In celebration of Women’s Month 2018, we are featuring female researchers who receive funding from the NRF. We thank the ladies for volunteering to share their stories with us.
Delsy Sifundza is pursuing her Master’s studies at Rhodes University and has been a research student at NRF-SAIAB for two years.
I was born in Nelspruit in the Mpumalanga Province. I come from a big family in a rural township area. I am the second last born and the first in my family to go to university.
What made you decide to choose your field of study?
Growing up, I loved and appreciated animals but I did not see it as a career option at that time until I came across a magazine article about a course in aquatic animals. I became quite inquisitive after reading this article and I wanted to know more about this field. Since that day, I made a decision to follow that path.
I studied science subjects at ZB Kunene Secondary School and it is by no coincidence that I’ve pursued sciences even after high school. Having finished my secondary education, my life’s journey led me to Rhodes University where I began my undergraduate studies, registered for a BSc in Ichthyology and Zoology.

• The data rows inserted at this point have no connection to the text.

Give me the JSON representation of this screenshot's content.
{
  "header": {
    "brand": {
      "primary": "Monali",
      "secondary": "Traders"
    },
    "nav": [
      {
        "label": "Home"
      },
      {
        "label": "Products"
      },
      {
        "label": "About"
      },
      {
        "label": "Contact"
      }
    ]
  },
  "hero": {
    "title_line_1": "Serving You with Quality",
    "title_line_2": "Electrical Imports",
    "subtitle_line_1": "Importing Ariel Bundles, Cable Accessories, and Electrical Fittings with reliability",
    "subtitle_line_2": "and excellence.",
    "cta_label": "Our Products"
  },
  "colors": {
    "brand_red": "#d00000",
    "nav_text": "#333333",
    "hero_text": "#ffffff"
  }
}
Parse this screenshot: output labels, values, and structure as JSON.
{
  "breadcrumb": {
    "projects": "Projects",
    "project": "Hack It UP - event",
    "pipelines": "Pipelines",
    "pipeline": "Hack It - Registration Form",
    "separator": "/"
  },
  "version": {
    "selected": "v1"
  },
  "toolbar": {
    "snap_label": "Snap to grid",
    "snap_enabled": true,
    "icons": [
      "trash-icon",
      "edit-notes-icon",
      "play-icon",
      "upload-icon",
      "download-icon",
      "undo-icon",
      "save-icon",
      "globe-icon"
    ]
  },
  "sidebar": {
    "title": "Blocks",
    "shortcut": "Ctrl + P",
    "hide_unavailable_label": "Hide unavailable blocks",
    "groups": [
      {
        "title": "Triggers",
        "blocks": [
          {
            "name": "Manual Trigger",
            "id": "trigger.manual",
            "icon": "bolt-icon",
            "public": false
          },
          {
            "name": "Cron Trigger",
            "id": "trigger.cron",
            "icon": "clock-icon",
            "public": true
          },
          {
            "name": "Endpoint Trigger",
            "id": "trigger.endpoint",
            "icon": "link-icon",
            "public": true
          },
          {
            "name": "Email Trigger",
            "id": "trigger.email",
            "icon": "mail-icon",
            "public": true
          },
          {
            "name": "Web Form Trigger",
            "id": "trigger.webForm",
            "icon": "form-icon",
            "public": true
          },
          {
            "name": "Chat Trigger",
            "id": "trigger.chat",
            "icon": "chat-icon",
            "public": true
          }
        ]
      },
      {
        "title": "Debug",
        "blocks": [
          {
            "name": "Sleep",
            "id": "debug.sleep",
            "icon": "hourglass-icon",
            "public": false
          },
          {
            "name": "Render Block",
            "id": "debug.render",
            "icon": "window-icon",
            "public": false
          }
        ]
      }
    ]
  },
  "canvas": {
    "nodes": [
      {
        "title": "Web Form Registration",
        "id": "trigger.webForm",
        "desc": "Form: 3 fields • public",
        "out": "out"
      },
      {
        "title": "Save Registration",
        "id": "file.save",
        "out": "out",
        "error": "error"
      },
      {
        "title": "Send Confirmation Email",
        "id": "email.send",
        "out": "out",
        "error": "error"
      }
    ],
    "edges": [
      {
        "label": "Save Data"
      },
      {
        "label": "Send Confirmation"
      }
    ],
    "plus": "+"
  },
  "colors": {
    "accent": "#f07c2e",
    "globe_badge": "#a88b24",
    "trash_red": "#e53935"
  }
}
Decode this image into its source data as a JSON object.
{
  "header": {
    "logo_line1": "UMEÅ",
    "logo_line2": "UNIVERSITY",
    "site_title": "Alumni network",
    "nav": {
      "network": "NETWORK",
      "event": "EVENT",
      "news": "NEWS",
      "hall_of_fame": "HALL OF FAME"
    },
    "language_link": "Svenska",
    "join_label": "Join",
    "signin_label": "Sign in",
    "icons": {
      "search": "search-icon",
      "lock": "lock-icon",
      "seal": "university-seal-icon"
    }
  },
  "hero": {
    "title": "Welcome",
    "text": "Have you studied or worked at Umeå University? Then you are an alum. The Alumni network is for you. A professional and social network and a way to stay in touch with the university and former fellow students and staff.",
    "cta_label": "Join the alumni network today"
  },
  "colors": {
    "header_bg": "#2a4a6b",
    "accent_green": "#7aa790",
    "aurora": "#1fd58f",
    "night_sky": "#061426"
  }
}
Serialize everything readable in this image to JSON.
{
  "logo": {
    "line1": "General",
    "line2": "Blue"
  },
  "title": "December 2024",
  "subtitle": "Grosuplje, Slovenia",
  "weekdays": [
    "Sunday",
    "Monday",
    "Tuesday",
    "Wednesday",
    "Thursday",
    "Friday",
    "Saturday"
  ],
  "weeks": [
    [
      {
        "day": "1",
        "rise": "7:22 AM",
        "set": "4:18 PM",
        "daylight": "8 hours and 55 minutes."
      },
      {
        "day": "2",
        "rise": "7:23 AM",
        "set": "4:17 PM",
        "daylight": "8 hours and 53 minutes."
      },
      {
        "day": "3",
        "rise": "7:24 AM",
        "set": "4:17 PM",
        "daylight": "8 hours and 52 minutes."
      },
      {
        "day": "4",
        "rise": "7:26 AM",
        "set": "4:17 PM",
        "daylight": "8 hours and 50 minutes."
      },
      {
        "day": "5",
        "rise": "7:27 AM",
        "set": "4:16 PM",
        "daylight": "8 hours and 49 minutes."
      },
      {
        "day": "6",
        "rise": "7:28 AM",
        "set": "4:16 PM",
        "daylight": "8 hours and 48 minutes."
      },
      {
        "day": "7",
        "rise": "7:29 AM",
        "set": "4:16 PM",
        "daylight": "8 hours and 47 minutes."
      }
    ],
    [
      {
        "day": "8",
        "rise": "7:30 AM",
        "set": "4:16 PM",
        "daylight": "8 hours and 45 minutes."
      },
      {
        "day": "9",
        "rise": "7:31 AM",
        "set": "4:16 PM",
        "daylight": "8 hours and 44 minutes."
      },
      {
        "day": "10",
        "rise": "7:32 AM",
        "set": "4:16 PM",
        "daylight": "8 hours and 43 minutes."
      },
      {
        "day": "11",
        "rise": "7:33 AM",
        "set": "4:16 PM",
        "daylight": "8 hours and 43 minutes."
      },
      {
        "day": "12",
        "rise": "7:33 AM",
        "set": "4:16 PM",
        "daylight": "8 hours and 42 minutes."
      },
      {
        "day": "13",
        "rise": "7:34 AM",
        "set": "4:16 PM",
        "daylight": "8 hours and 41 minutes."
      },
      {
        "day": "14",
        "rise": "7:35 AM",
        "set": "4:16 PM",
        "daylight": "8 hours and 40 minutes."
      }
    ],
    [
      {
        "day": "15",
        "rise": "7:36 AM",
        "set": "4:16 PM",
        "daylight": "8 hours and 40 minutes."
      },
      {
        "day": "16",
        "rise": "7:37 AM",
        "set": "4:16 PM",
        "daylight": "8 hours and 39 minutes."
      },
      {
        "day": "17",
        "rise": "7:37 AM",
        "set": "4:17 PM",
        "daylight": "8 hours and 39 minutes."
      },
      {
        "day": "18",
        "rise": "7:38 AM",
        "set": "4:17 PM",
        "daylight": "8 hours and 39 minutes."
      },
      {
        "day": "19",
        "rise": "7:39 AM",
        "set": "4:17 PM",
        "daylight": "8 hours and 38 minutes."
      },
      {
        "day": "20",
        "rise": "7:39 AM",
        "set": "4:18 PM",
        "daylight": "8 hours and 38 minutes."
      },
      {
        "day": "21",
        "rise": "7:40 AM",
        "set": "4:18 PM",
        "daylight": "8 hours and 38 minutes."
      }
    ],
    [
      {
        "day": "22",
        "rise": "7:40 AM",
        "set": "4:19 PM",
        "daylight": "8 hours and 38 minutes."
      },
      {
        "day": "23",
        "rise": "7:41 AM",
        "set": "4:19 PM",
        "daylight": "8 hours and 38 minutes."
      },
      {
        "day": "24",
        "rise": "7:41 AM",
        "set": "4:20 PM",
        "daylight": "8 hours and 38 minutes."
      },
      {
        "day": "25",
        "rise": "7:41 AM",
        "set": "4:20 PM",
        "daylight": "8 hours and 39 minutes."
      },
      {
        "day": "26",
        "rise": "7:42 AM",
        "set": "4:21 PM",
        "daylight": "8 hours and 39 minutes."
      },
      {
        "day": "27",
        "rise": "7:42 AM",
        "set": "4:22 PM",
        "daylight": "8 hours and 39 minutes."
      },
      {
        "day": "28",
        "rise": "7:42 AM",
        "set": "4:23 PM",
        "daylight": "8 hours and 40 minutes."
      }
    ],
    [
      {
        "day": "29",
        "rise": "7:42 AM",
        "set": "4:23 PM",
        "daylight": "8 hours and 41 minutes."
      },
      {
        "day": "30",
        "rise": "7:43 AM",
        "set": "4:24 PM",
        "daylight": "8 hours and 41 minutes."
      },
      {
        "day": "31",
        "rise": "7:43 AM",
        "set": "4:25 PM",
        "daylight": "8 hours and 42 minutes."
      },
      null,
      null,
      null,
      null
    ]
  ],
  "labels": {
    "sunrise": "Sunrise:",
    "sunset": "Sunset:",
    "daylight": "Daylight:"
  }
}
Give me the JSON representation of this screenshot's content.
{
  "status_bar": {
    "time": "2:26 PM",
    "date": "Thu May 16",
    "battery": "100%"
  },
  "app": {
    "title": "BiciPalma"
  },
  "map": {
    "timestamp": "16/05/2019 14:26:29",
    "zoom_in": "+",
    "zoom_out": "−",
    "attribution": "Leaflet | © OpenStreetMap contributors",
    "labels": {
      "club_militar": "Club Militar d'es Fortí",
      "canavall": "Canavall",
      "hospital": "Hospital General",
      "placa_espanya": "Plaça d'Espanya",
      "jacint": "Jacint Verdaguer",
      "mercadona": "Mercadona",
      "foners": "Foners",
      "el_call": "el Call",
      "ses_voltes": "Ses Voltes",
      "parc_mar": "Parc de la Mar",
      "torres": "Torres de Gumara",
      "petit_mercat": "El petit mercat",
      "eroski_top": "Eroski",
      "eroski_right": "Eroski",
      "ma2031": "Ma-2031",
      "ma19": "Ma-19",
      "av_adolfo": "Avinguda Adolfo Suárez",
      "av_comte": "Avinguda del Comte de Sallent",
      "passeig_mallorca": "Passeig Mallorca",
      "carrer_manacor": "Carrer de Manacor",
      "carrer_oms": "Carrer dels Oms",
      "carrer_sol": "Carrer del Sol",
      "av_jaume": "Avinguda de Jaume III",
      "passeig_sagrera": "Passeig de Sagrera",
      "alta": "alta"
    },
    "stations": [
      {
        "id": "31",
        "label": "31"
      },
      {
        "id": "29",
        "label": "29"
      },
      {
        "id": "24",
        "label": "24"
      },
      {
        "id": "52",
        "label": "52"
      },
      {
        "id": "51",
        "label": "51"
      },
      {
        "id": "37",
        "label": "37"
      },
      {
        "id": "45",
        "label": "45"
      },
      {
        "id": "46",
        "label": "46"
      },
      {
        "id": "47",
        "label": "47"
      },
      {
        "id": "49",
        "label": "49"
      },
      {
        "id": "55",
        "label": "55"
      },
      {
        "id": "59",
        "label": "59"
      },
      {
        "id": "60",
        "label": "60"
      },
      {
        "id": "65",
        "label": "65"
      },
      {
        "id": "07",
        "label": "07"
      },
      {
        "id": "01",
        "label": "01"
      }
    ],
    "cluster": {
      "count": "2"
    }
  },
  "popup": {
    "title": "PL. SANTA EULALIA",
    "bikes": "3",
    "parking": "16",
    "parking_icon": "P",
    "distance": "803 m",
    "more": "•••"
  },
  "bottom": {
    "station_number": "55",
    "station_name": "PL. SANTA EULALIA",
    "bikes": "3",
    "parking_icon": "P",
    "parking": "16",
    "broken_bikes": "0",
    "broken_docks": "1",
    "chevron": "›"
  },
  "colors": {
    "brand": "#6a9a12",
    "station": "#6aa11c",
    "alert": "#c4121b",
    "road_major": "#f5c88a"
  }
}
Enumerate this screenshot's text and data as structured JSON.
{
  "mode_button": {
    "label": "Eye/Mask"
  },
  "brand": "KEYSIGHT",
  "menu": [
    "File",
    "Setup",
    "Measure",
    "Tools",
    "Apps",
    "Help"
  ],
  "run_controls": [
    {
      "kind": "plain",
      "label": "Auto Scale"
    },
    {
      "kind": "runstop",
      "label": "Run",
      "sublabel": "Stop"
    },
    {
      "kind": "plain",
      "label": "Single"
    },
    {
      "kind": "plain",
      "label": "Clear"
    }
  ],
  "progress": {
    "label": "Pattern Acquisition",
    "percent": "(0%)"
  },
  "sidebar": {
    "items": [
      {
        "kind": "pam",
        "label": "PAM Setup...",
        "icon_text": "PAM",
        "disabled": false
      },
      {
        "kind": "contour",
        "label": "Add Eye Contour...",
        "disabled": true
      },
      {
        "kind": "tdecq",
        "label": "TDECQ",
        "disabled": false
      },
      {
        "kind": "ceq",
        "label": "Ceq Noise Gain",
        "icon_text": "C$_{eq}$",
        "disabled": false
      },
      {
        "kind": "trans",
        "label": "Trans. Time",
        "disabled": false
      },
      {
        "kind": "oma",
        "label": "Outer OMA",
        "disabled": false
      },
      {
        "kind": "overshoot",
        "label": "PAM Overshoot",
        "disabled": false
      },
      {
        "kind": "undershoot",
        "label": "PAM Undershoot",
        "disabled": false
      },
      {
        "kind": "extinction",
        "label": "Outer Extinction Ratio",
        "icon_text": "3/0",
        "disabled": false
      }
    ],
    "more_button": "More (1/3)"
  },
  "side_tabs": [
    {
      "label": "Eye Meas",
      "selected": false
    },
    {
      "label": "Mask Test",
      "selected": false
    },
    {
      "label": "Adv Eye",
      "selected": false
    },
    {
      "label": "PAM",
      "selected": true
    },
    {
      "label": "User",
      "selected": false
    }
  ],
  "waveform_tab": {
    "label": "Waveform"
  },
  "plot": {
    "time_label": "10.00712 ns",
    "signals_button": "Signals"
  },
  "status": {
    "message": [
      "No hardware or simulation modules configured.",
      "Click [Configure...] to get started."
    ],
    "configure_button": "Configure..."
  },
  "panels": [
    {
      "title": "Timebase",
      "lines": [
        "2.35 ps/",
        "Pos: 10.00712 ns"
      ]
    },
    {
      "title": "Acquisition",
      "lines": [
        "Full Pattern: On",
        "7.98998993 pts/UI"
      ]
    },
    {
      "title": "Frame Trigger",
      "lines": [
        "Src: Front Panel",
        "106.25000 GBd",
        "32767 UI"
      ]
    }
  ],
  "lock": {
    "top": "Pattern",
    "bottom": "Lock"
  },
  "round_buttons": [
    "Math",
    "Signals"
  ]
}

I furthered my studies to an Honours degree in Ichthyology.
What does your current research focus on?
My research focuses on ecology, genetics and conservation of endangered freshwater fish species in order to make informed management decisions
How do you think your work/research can benefit/impact South Africans and/or the world?
I think that my research can impact South Africa considering that the country is increasingly becoming a dry region. Therefore, in order to conserve drinking water my research looks at the need to conserve the fish inhabiting this environment as fish are part of the ecosystem and fishing is an important cultural issue for some South Africans.
What obstacles did you have to overcome to get to where you are today?
Fortunately, I have not had many obstacles throughout my university career. The only challenge that I can recall was the transition from undergraduate to postgraduate studies. However, with my family having been my greatest inspiration throughout undergrad – they supported me and believed in me more than I believed in myself. When the going got tough in my postgraduate studies, I’m glad to say that I had supportive supervisors, and hearing them share their academic journeys with me has always been uplifting to know that they too have once gone through the difficulties that come with being a student
What is your vision for the future – what do you hope to achieve in the next ten years?
My vision for the future is to be an influential scientist in terms of conservation. To also be able to bridge the gap between scientists and managers of conservation programmes in prioritising endangered freshwater fish species.
What is your advice for young people who want to pursue a career in STEM?
My advice for young people who want to pursue a career in the sciences field would be for them to work hard in school in order to qualify to get into university and to always follow their passion. If you put your mind into it then it’s all possible
What other interests do you have outside of your chosen career?
Outside of my serious academic life, I enjoy contributing my time and efforts to community and outreach programmes, either through tutoring or mentoring high school learners. I also spend some time at the gym to release stress.